Once he was allowed to explore a bit, he wuld rub on the kids’ legs under the desks and then back to Mr. Bivens. He ate a whole can of food right there, as if he knew he was home.
Cooper is definitely going to be a very happy therapy cat. He loved all of the attention and space and seems to know he has found the place he should have been all along.
This is the story of Milo, one of our shelter dogs, who waited 9 months for someone to finally recognize how special he was. People would often pass him by in his kennel, because he would be barking loudly and jumping up and down (quite high) to get their attention. Apparently some people thought, that dog is too much!
But, finally, the right person came to the shelter and said, “Milo’s the dog for me!”
There’s a good chance the right dog (or kitty) is waiting for you at the shelter right now. Remember that a dog going nuts in a kennel or a kitty hiding out in the litter box may behave quite differently once removed from a noisy shelter, so give both the overly-enthusiastic and the shy ones a second look!
A funny thing happened at the shelter one Monday night in September 2016.
Dr. Williams, Blount County Animal Center’s vet, was there late due to an emergency. As she was leaving at 9:30 p.m., she opened the back door and a very friendly cat walked right in. She prepared a crate for him for the night and also discovered he was microchipped.
The next morning, the shelter traced the chip back to the Sumner County Animal Shelter in Gallatin, Tennessee. They were able to contact the cat’s owner, who was overjoyed. She had moved to Louisville, Tennessee, in February and her cat, Quincy, had disappeared a month later. She had given up hope of finding him, but she also did not realize he was microchipped.
Within an hour she was at the shelter for a joyful reunion.
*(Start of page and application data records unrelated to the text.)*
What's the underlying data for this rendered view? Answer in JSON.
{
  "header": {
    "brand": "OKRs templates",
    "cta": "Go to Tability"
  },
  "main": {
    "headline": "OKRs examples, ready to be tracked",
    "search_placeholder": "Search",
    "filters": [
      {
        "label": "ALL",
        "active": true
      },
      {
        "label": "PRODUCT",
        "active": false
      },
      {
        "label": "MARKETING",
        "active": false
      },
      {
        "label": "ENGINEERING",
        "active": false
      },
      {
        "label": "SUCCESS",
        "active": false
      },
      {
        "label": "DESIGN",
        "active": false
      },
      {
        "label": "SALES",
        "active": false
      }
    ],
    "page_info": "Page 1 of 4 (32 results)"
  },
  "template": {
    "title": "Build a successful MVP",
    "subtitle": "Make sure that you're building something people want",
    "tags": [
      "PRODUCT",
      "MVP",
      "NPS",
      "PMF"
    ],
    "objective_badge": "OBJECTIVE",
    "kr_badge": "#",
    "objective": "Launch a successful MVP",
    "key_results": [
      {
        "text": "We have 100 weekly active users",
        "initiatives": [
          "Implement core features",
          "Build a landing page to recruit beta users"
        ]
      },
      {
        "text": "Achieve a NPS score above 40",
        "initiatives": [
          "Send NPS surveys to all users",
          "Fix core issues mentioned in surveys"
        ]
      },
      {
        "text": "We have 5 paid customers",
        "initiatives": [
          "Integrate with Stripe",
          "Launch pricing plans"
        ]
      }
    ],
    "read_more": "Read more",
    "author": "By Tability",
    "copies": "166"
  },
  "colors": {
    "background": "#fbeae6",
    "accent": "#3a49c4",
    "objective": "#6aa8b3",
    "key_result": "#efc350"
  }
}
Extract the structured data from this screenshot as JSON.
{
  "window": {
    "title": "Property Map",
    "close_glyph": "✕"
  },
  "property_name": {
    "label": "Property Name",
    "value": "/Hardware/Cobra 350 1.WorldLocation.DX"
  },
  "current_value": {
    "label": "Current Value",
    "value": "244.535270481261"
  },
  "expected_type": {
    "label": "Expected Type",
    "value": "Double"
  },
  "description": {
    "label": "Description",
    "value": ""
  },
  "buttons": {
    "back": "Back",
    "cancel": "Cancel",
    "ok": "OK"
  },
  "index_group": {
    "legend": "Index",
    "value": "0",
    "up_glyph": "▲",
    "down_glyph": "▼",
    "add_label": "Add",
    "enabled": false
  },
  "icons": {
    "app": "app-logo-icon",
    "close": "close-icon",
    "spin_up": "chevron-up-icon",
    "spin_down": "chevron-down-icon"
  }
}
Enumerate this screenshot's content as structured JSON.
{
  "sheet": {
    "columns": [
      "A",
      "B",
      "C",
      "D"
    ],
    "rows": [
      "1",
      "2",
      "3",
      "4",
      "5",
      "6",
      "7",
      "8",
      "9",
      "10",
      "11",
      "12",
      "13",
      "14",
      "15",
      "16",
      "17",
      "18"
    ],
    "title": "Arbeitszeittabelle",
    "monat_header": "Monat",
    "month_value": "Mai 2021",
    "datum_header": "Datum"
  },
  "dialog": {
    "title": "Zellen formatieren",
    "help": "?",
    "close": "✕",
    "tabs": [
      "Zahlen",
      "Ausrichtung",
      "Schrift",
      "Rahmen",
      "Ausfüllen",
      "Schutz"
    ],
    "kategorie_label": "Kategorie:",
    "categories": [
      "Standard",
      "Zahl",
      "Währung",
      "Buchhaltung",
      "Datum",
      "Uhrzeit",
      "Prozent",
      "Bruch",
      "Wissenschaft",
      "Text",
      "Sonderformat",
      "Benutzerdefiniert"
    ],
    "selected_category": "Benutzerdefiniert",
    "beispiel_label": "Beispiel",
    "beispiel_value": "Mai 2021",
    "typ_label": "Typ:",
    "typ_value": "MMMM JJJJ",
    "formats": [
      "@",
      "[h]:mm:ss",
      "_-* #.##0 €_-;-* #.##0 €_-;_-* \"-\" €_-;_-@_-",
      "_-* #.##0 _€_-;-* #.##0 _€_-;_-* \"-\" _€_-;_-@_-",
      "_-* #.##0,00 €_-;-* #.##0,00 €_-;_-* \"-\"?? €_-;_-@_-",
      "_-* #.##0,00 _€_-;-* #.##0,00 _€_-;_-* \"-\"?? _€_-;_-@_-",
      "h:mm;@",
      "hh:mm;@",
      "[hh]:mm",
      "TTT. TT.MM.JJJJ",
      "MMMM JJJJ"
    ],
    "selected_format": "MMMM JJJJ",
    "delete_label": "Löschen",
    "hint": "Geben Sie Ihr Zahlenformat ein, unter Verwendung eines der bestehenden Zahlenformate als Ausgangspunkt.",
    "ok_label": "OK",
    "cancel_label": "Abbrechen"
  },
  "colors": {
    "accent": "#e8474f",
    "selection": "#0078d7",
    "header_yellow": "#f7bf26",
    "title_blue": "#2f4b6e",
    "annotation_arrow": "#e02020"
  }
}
This story is a great reminder to get your microchipped and keep the information with the company up-to-date. Also, if you FIND an animal, please take it to a vet clinic or shelter and have them scan for a chip. It costs nothing and can get animals back to their owners quickly.
Congrats to Quincy and his owner. We rejoice with you. The lost has been found!
DIABLO AND TURNOUT
Their new family reports that these boys have settled into their new home: “They are doing fabulous! We renamed Diablo “Razor”. We call Turn Out “TO.” We love them!!!! Razor sleeps in bed us and TO takes turns sleeping with the kids.”
Winnie arrived in Philadelphia, Pennsylvania, in mid-September. Her dad, Shaun, drove down to meet her and adopt her. Her mom, Heidi, met her the next morning when she got awakened with snuggles. Winnie was promptly renamed “Milly.” Shaun and Heidi say they could not be more thrilled that Miss Milly is now in their family and promise that she will live a life filled with love and lots of adventure, such as hiking, camping, and swimming. Miss Milly even has her own Instagram account (@milly.philly) where we can follow her adventures
His new family reports that Bravo Span is “doing wonderfully and is loving his new brother and sister and his big back yard! “He is just being a normal playful puppy.”
Jocelyn has adjusted quickly and loves to play and cuddle! Her new family says, “Thank you guys for helping us expand our family! Couldn’t be happier!!”
Family member reports: “Sophia was adopted at Christmas 2014 for my mom as a present… Here, she’s starring my mother down while shes eating her pizza.. not even acknowledging that I’m taking pictures.
His family reports: “Dante and his brother nap together and play chase in the yard.”